About 1.9 million children in Ghana between the ages of five and seventeen are involved in child labour, a Ghana Statistical Service 2015 survey revealed. 1.2 million Children out of that number in the same age group are engaged in dangerous forms of child labour.
The GSS, which conducted the Ghana Living Standards Survey Round Six (GLSS6) in October 2013, also indicated that the number of children who do not go to school but participate in economic activities was higher than those in school.
The 2013 survey also indicated that children who participated in economic activities while attending school constituted 26.3 per cent while their non-schooling counterparts constituted 41.6 per cent. The survey revealed that male children in child labour were slightly higher than females while the number in the rural areas is higher than those in the urban areas.
According to the survey, children in the rural savannah areas who participated in economic activities was higher as compared to those in the rural forest and rural coastal areas. As young as they are, some youngsters are forced to work in the market to supplement what their families earn.
The proportion of children who participated in economic activities among the 15-17 years bracket was 42.9 per cent while those in the five and seven year group was 9.9 per cent.
Most surveys have attributed the causes of child labour to poverty and low incomes. These surveys indicated that until parents were able to support themselves financially, children would continue to be used to help complement household incomes.
The Upper West Region has the highest percentage of children, that is 92.4 per cent engaged in agricultural activities while the Upper East Region recorded the highest proportion of working children who were repeatedly beaten at work. Working children who engaged in child labour and other forms of hazardous work were often exposed to various forms of abuses at the workplaces.

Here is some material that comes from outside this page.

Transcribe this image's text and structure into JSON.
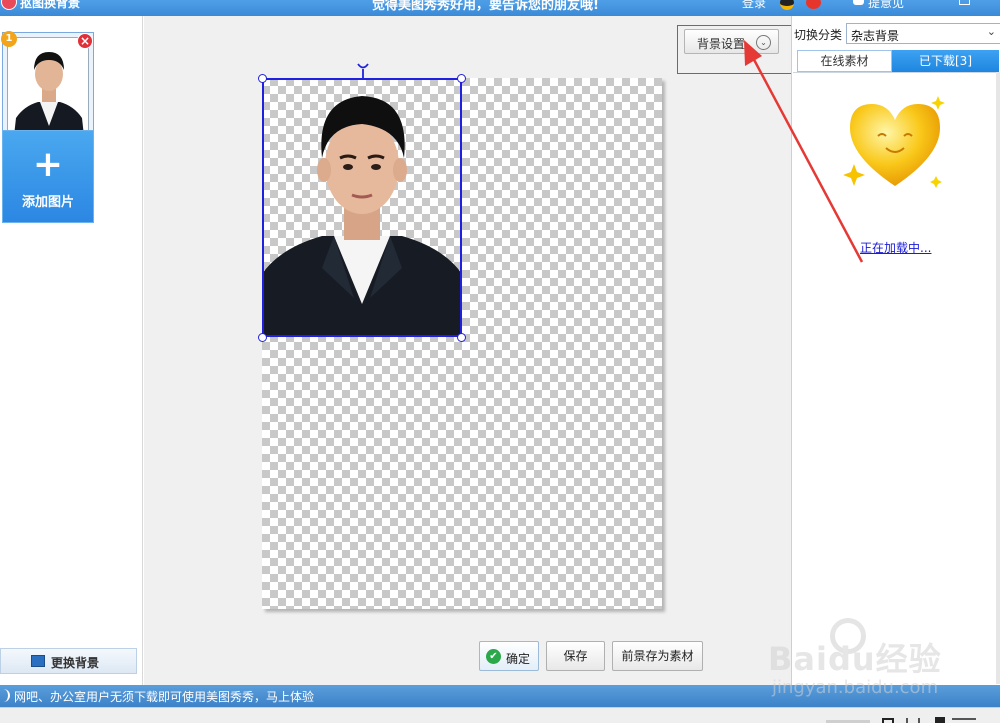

In conclusion, everybody has a stake and a role to play in child development. What Ghana’s children need now is education, not labour. Child labour is a national menace and which we can’t run away from. The more we play the ostrich and close our eyes to the problem, the worse it grows – we have no option!